At the coalface, you must therefore have the vital tools that can balance effectiveness and efficiency and not be faced with a plethora of false positives. You need to have tooling also that allows you to understand when something is triggered, why it triggered, and to assist in the remediation of that as well as the downstream resolution of any implications of that, any impacts, customer or beyond.
Looking at the big picture, there is a broader recognition required that we must increase collective engagement across the industry. This means more sharing bank to bank, if not necessarily hard data sharing but at least sharing information about threats. We should see more sharing of the specific actions against those threats. Banks are tasked with an almost impossible task in terms of educating customers about the threat as well as acting as the last line of defence against all these threats. Additionally, you should be publicising internally the threats averted and the achievements made.
Hubbis: Looking ahead, is there any cause of optimism?
Roy: Yes, I am optimistic, having been in this line for over two decades. We have more and more sophisticated solutions around transaction monitoring, using AI techniques, machine learning techniques, biometric, and so forth. These tools can increasingly help banks identify and then address the threat, even though that threat is escalating, modifying and adapting.

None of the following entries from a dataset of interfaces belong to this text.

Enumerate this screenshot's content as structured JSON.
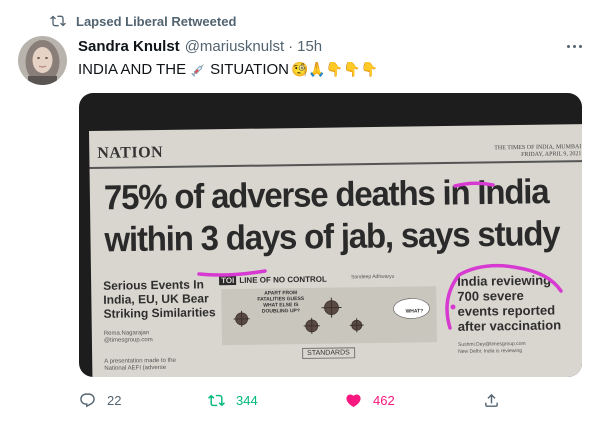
{
  "social_context": {
    "label": "Lapsed Liberal Retweeted",
    "icon": "retweet-icon"
  },
  "author": {
    "display_name": "Sandra Knulst",
    "handle": "@mariusknulst",
    "separator": "·",
    "time": "15h"
  },
  "tweet": {
    "text_before": "INDIA AND THE",
    "text_after": "SITUATION",
    "emojis": "🧐🙏👇👇👇",
    "syringe_icon": "syringe-icon"
  },
  "media": {
    "section": "NATION",
    "masthead": [
      "THE TIMES OF INDIA, MUMBAI",
      "FRIDAY, APRIL 9, 2021"
    ],
    "headline": [
      "75% of adverse deaths in India",
      "within 3 days of jab, says study"
    ],
    "left_story": [
      "Serious Events In",
      "India, EU, UK Bear",
      "Striking Similarities"
    ],
    "left_byline": [
      "Rema.Nagarajan",
      "@timesgroup.com"
    ],
    "left_foot": [
      "A presentation made to the",
      "National AEFI (adverse"
    ],
    "toi_mark": "TOI",
    "toi_title": "LINE OF NO CONTROL",
    "toi_byline": "Sandeep Adhwaryu",
    "cartoon_caption": [
      "APART FROM",
      "FATALITIES GUESS",
      "WHAT ELSE IS",
      "DOUBLING UP?"
    ],
    "cartoon_reply": "WHAT?",
    "standards": "STANDARDS",
    "right_story": [
      "India reviewing",
      "700 severe",
      "events reported",
      "after vaccination"
    ],
    "right_byline": [
      "Sushmi.Dey@timesgroup.com",
      "New Delhi: India is reviewing"
    ],
    "ink_color": "#d63ad0"
  },
  "actions": {
    "reply": {
      "count": "22",
      "icon": "reply-icon",
      "color": "#536471"
    },
    "retweet": {
      "count": "344",
      "icon": "retweet-icon",
      "color": "#00ba7c"
    },
    "like": {
      "count": "462",
      "icon": "heart-filled-icon",
      "color": "#f91880"
    },
    "share": {
      "icon": "share-icon",
      "color": "#536471"
    }
  },
  "more_icon": "more-horizontal-icon"
}
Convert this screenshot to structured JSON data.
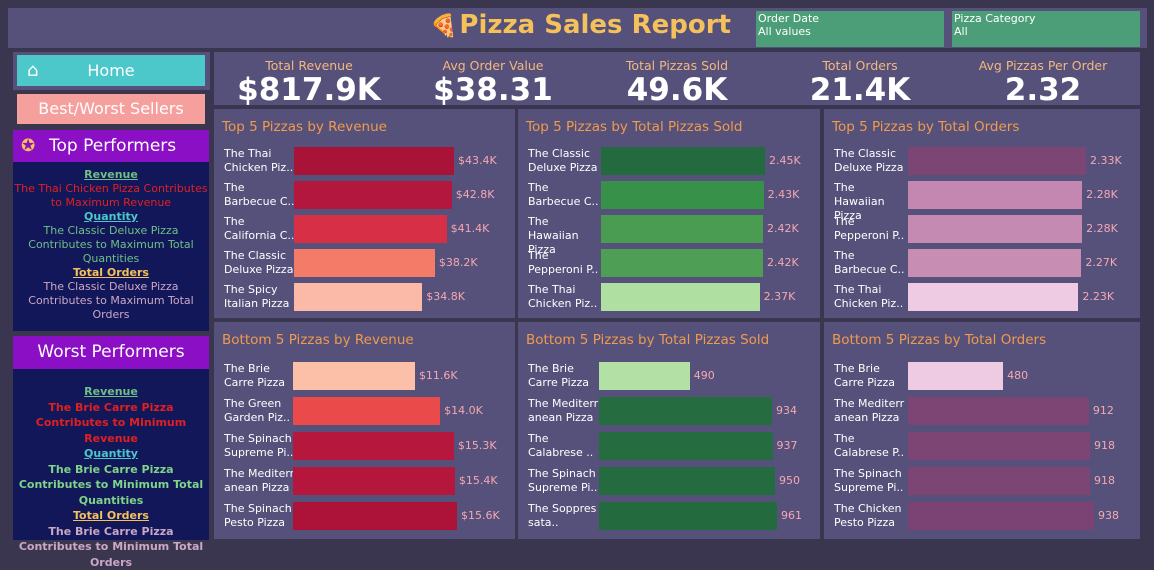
{
  "header": {
    "title": "Pizza Sales Report",
    "logo_icon": "pizza-icon",
    "filters": [
      {
        "label": "Order Date",
        "value": "All values"
      },
      {
        "label": "Pizza Category",
        "value": "All"
      }
    ]
  },
  "nav": {
    "home": "Home",
    "best_worst": "Best/Worst Sellers",
    "home_icon": "house-icon"
  },
  "top_performers": {
    "title": "Top Performers",
    "icon": "medal-icon",
    "revenue_label": "Revenue",
    "revenue_text": "The Thai Chicken Pizza Contributes to Maximum Revenue",
    "quantity_label": "Quantity",
    "quantity_text": "The Classic Deluxe Pizza Contributes to Maximum Total Quantities",
    "orders_label": "Total Orders",
    "orders_text": "The Classic Deluxe Pizza Contributes to Maximum Total Orders"
  },
  "worst_performers": {
    "title": "Worst Performers",
    "revenue_label": "Revenue",
    "revenue_text": "The Brie Carre Pizza Contributes to Minimum Revenue",
    "quantity_label": "Quantity",
    "quantity_text": "The Brie Carre Pizza Contributes to Minimum Total Quantities",
    "orders_label": "Total Orders",
    "orders_text": "The Brie Carre Pizza Contributes to Minimum Total Orders"
  },
  "kpis": [
    {
      "label": "Total Revenue",
      "value": "$817.9K"
    },
    {
      "label": "Avg Order Value",
      "value": "$38.31"
    },
    {
      "label": "Total Pizzas Sold",
      "value": "49.6K"
    },
    {
      "label": "Total Orders",
      "value": "21.4K"
    },
    {
      "label": "Avg Pizzas Per Order",
      "value": "2.32"
    }
  ],
  "chart_data": [
    {
      "type": "bar",
      "title": "Top 5 Pizzas by Revenue",
      "categories": [
        "The Thai Chicken Piz..",
        "The Barbecue C..",
        "The California C..",
        "The Classic Deluxe Pizza",
        "The Spicy Italian Pizza"
      ],
      "values": [
        43.4,
        42.8,
        41.4,
        38.2,
        34.8
      ],
      "value_labels": [
        "$43.4K",
        "$42.8K",
        "$41.4K",
        "$38.2K",
        "$34.8K"
      ],
      "colors": [
        "#a91338",
        "#b4173d",
        "#d72f45",
        "#f47b68",
        "#fbb9a8"
      ]
    },
    {
      "type": "bar",
      "title": "Top 5 Pizzas by Total Pizzas Sold",
      "categories": [
        "The Classic Deluxe Pizza",
        "The Barbecue C..",
        "The Hawaiian Pizza",
        "The Pepperoni P..",
        "The Thai Chicken Piz.."
      ],
      "values": [
        2.45,
        2.43,
        2.42,
        2.42,
        2.37
      ],
      "value_labels": [
        "2.45K",
        "2.43K",
        "2.42K",
        "2.42K",
        "2.37K"
      ],
      "colors": [
        "#236b3f",
        "#379148",
        "#4a9c52",
        "#4e9e55",
        "#afe0a2"
      ]
    },
    {
      "type": "bar",
      "title": "Top 5 Pizzas by Total Orders",
      "categories": [
        "The Classic Deluxe Pizza",
        "The Hawaiian Pizza",
        "The Pepperoni P..",
        "The Barbecue C..",
        "The Thai Chicken Piz.."
      ],
      "values": [
        2.33,
        2.28,
        2.28,
        2.27,
        2.23
      ],
      "value_labels": [
        "2.33K",
        "2.28K",
        "2.28K",
        "2.27K",
        "2.23K"
      ],
      "colors": [
        "#7b4574",
        "#c487b1",
        "#c48ab2",
        "#c78db3",
        "#eecbe3"
      ]
    },
    {
      "type": "bar",
      "title": "Bottom 5 Pizzas by Revenue",
      "categories": [
        "The Brie Carre Pizza",
        "The Green Garden Piz..",
        "The Spinach Supreme Pi..",
        "The Mediterr anean Pizza",
        "The Spinach Pesto Pizza"
      ],
      "values": [
        11.6,
        14.0,
        15.3,
        15.4,
        15.6
      ],
      "value_labels": [
        "$11.6K",
        "$14.0K",
        "$15.3K",
        "$15.4K",
        "$15.6K"
      ],
      "colors": [
        "#fcc0a8",
        "#ea4b4a",
        "#b6173d",
        "#b5173c",
        "#ad1238"
      ]
    },
    {
      "type": "bar",
      "title": "Bottom 5 Pizzas by Total Pizzas Sold",
      "categories": [
        "The Brie Carre Pizza",
        "The Mediterr anean Pizza",
        "The Calabrese ..",
        "The Spinach Supreme Pi..",
        "The Soppres sata.."
      ],
      "values": [
        490,
        934,
        937,
        950,
        961
      ],
      "value_labels": [
        "490",
        "934",
        "937",
        "950",
        "961"
      ],
      "colors": [
        "#b3e0a5",
        "#256c40",
        "#256c40",
        "#246b3f",
        "#236a3e"
      ]
    },
    {
      "type": "bar",
      "title": "Bottom 5 Pizzas by Total Orders",
      "categories": [
        "The Brie Carre Pizza",
        "The Mediterr anean Pizza",
        "The Calabrese P..",
        "The Spinach Supreme Pi..",
        "The Chicken Pesto Pizza"
      ],
      "values": [
        480,
        912,
        918,
        918,
        938
      ],
      "value_labels": [
        "480",
        "912",
        "918",
        "918",
        "938"
      ],
      "colors": [
        "#eecbe3",
        "#7c4574",
        "#7c4574",
        "#7c4574",
        "#7a4373"
      ]
    }
  ]
}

We also see a recognition amongst the authorities and regulators that the problem is real, and that it needs to be addressed. I think we're seeing increasing evidence of a willingness to consult, not only within the industry, with your peers across the industry, but also public-private partnerships, information sharing, data sharing; all of this is absolutely necessary when you think about the burden that compliance with regulations and compliance with addressing this fraud threat represents.

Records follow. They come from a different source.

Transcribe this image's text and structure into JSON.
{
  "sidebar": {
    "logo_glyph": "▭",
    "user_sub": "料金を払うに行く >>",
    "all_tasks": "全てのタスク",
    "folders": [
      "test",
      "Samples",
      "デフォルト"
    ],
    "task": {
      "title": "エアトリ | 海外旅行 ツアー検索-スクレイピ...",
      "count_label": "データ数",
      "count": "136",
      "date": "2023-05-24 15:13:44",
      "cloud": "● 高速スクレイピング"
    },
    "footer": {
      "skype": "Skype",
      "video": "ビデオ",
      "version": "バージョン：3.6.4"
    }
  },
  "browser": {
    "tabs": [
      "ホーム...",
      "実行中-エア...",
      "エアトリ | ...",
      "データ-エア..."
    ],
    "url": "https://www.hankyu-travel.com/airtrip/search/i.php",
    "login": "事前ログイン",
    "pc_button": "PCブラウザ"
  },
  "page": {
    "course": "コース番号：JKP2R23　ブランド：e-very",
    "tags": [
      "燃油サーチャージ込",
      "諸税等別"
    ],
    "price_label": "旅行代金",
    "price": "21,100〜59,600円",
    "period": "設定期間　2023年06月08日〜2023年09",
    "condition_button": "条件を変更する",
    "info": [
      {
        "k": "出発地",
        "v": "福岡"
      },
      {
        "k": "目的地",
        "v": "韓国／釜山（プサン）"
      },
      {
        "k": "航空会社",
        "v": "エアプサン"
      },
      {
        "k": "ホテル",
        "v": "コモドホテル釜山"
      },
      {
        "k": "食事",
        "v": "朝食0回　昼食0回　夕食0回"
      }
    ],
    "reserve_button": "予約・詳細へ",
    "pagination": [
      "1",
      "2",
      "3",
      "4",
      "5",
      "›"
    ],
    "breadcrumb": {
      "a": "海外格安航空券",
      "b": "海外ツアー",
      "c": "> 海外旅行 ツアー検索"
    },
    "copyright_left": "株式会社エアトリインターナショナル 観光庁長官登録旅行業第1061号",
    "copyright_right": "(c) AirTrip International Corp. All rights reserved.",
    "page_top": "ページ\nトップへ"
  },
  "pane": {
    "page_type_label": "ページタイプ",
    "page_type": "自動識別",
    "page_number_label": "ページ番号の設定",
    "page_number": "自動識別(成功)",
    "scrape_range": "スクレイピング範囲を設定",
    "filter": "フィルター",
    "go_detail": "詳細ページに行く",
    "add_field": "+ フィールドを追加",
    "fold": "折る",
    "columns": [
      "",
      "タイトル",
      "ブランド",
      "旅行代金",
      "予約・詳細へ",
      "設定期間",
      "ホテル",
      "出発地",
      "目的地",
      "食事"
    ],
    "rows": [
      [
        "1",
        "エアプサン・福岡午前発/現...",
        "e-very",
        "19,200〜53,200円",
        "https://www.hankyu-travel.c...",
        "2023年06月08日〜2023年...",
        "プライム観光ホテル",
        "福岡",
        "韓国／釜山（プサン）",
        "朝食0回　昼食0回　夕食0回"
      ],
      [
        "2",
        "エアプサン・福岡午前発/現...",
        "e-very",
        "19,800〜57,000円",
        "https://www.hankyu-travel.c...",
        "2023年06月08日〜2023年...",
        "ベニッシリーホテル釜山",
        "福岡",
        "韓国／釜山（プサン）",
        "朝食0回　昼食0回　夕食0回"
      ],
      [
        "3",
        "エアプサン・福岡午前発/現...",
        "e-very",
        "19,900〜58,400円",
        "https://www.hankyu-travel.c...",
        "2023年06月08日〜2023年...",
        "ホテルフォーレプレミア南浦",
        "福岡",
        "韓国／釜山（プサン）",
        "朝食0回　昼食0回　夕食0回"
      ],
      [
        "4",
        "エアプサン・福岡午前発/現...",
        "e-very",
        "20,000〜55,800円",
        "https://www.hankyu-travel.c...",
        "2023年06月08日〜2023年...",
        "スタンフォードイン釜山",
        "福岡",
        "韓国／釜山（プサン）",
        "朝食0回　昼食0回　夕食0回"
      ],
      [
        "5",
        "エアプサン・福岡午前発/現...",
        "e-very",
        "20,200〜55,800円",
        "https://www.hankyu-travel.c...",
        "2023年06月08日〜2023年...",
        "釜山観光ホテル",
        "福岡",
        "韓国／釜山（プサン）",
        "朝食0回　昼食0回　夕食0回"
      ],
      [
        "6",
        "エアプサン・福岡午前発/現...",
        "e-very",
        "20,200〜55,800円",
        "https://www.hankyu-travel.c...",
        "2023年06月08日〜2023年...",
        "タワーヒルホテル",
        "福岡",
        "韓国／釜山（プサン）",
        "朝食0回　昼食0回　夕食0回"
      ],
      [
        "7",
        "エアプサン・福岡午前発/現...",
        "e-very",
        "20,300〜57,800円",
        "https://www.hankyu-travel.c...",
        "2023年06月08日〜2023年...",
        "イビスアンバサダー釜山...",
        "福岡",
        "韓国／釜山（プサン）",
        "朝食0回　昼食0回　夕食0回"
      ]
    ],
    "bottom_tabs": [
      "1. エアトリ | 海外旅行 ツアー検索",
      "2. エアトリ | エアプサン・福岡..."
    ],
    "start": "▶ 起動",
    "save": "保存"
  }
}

Today, it is not unusual in the slightest for financial services firms to spend 10%, or even more of their overall budgets on compliance. The reality is that’s an almost unsustainable burden. So, the combination of tooling, the combination of kind of consultation and support from your peers and collaboration across the industry, all these elements could hopefully reduce that burden and increase the effectiveness in tackling that threat.”
In short, there is most definitely hope, and I remain optimistic that the collective effort of the technology boffins, the anti-fraud industry, the regulators and the banks and other financial sector practitioners can fight back and keep this type of crime under control.
As I indicated, it is idealistic to imagine we can win each and every battle, but we are ahead in the war, and we plan to remain there in the years ahead. we are also evolving at lightning speed, and my mission at NetGuardians is to help make sure we are solving the problems today and looking ahead to the problems and ongoing challenges of tomorrow.